# Task requirements
The answer must be every line below that contains the string "icon".

# Information provided
• • •
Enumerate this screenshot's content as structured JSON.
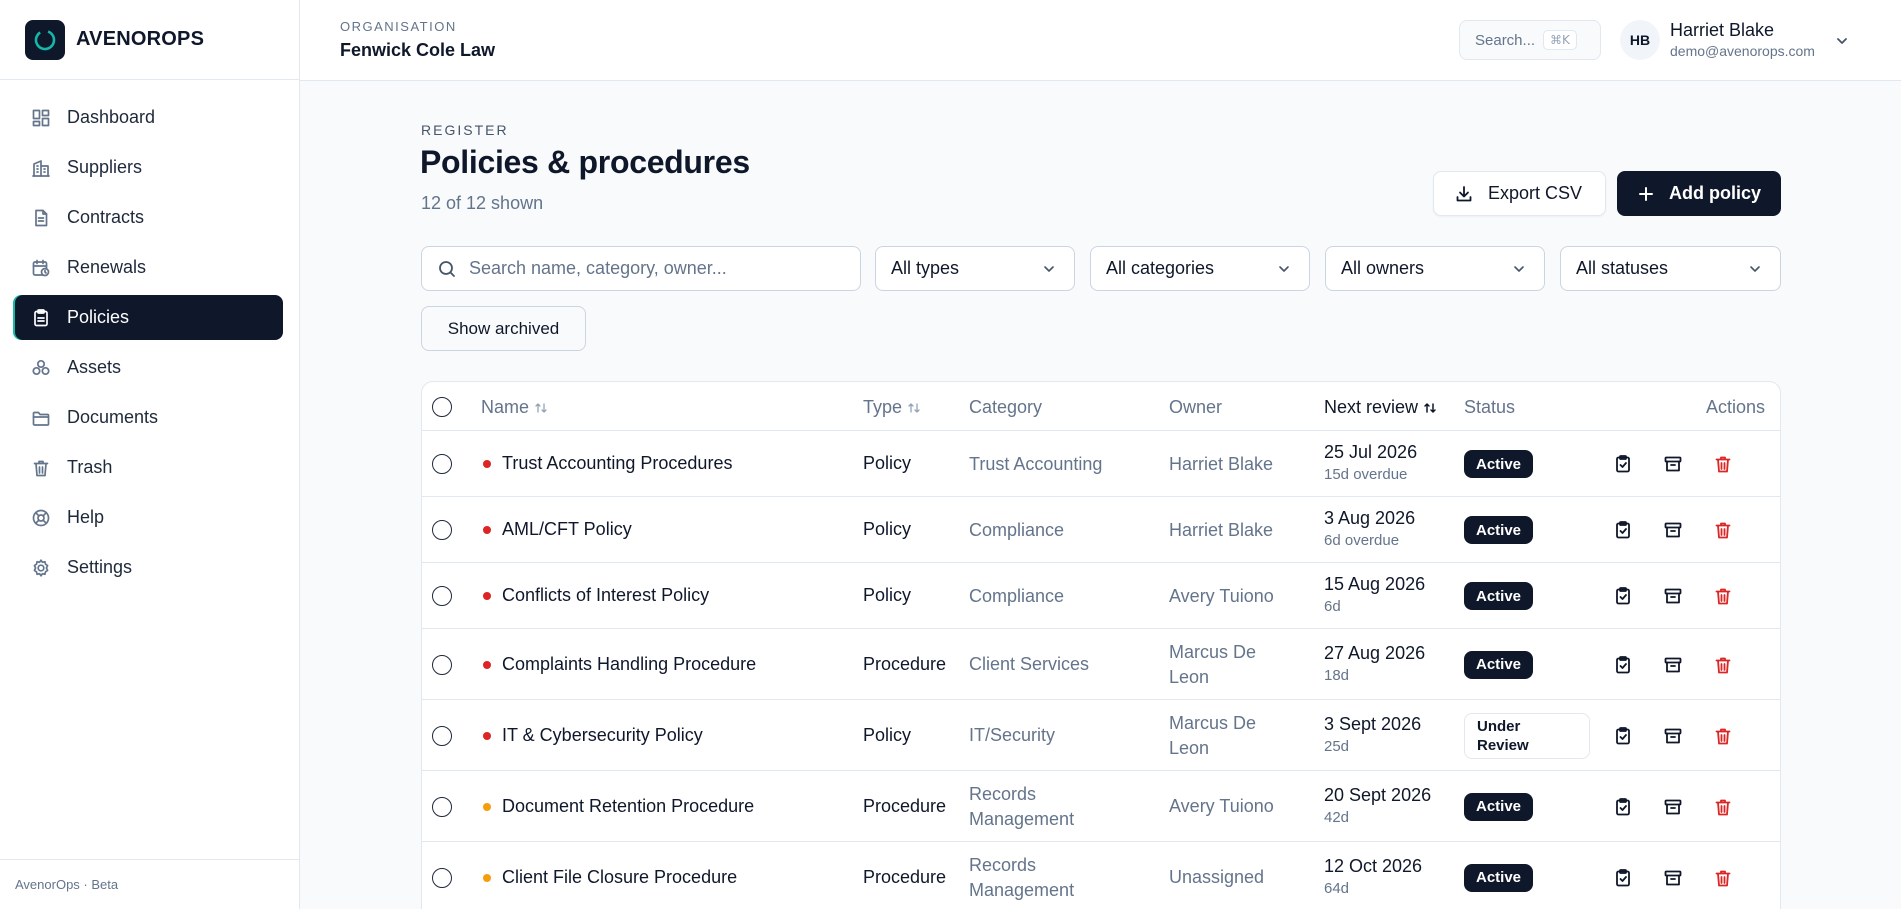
{
  "brand": {
    "name": "AVENOROPS"
  },
  "nav": [
    {
      "label": "Dashboard",
      "icon": "dashboard-icon"
    },
    {
      "label": "Suppliers",
      "icon": "building-icon"
    },
    {
      "label": "Contracts",
      "icon": "file-icon"
    },
    {
      "label": "Renewals",
      "icon": "calendar-clock-icon"
    },
    {
      "label": "Policies",
      "icon": "clipboard-icon",
      "active": true
    },
    {
      "label": "Assets",
      "icon": "boxes-icon"
    },
    {
      "label": "Documents",
      "icon": "folder-icon"
    },
    {
      "label": "Trash",
      "icon": "trash-icon"
    },
    {
      "label": "Help",
      "icon": "lifebuoy-icon"
    },
    {
      "label": "Settings",
      "icon": "gear-icon"
    }
  ],
  "footer": "AvenorOps · Beta",
  "header": {
    "org_label": "ORGANISATION",
    "org_name": "Fenwick Cole Law",
    "search_label": "Search...",
    "search_shortcut": "⌘K",
    "user_initials": "HB",
    "user_name": "Harriet Blake",
    "user_email": "demo@avenorops.com"
  },
  "page": {
    "eyebrow": "REGISTER",
    "title": "Policies & procedures",
    "subtitle": "12 of 12 shown",
    "export_label": "Export CSV",
    "add_label": "Add policy",
    "search_placeholder": "Search name, category, owner...",
    "filters": {
      "type": "All types",
      "category": "All categories",
      "owner": "All owners",
      "status": "All statuses"
    },
    "archived_label": "Show archived"
  },
  "table": {
    "columns": {
      "name": "Name",
      "type": "Type",
      "category": "Category",
      "owner": "Owner",
      "next_review": "Next review",
      "status": "Status",
      "actions": "Actions"
    },
    "rows": [
      {
        "name": "Trust Accounting Procedures",
        "type": "Policy",
        "category": [
          "Trust Accounting"
        ],
        "owner": [
          "Harriet Blake"
        ],
        "date": "25 Jul 2026",
        "due": "15d overdue",
        "status": [
          "Active"
        ],
        "priority_color": "#dc2626"
      },
      {
        "name": "AML/CFT Policy",
        "type": "Policy",
        "category": [
          "Compliance"
        ],
        "owner": [
          "Harriet Blake"
        ],
        "date": "3 Aug 2026",
        "due": "6d overdue",
        "status": [
          "Active"
        ],
        "priority_color": "#dc2626"
      },
      {
        "name": "Conflicts of Interest Policy",
        "type": "Policy",
        "category": [
          "Compliance"
        ],
        "owner": [
          "Avery Tuiono"
        ],
        "date": "15 Aug 2026",
        "due": "6d",
        "status": [
          "Active"
        ],
        "priority_color": "#dc2626"
      },
      {
        "name": "Complaints Handling Procedure",
        "type": "Procedure",
        "category": [
          "Client Services"
        ],
        "owner": [
          "Marcus De",
          "Leon"
        ],
        "date": "27 Aug 2026",
        "due": "18d",
        "status": [
          "Active"
        ],
        "priority_color": "#dc2626"
      },
      {
        "name": "IT & Cybersecurity Policy",
        "type": "Policy",
        "category": [
          "IT/Security"
        ],
        "owner": [
          "Marcus De",
          "Leon"
        ],
        "date": "3 Sept 2026",
        "due": "25d",
        "status": [
          "Under",
          "Review"
        ],
        "priority_color": "#dc2626"
      },
      {
        "name": "Document Retention Procedure",
        "type": "Procedure",
        "category": [
          "Records",
          "Management"
        ],
        "owner": [
          "Avery Tuiono"
        ],
        "date": "20 Sept 2026",
        "due": "42d",
        "status": [
          "Active"
        ],
        "priority_color": "#f59e0b"
      },
      {
        "name": "Client File Closure Procedure",
        "type": "Procedure",
        "category": [
          "Records",
          "Management"
        ],
        "owner": [
          "Unassigned"
        ],
        "date": "12 Oct 2026",
        "due": "64d",
        "status": [
          "Active"
        ],
        "priority_color": "#f59e0b"
      }
    ]
  },
  "colors": {
    "primary": "#0f172a",
    "accent": "#14b8a6",
    "danger": "#dc2626",
    "warning": "#f59e0b",
    "muted": "#64748b"
  }
}
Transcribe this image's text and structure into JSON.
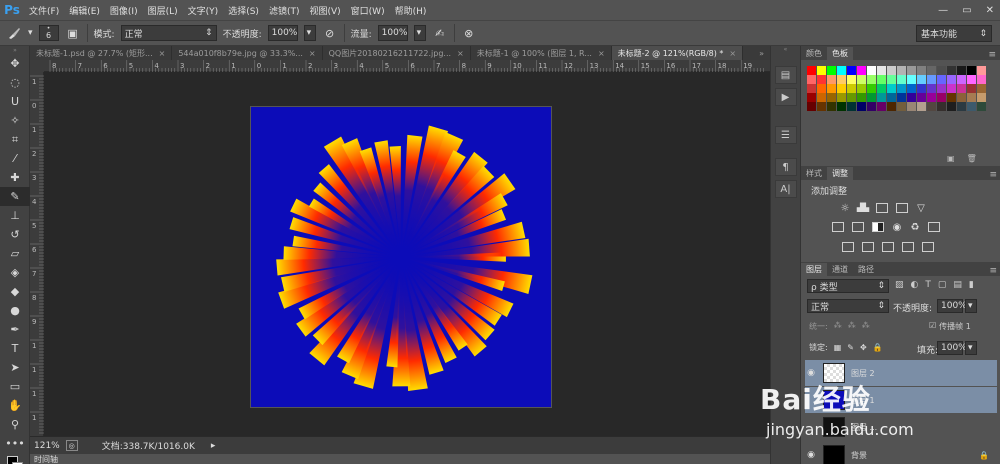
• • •
# Task solution
      "icon": "dashboard-icon"
      "icon": "building-icon"
      "icon": "file-icon"
      "icon": "calendar-clock-icon"
      "icon": "clipboard-icon",
      "icon": "boxes-icon"
      "icon": "folder-icon"
      "icon": "trash-icon"
      "icon": "lifebuoy-icon"
      "icon": "gear-icon"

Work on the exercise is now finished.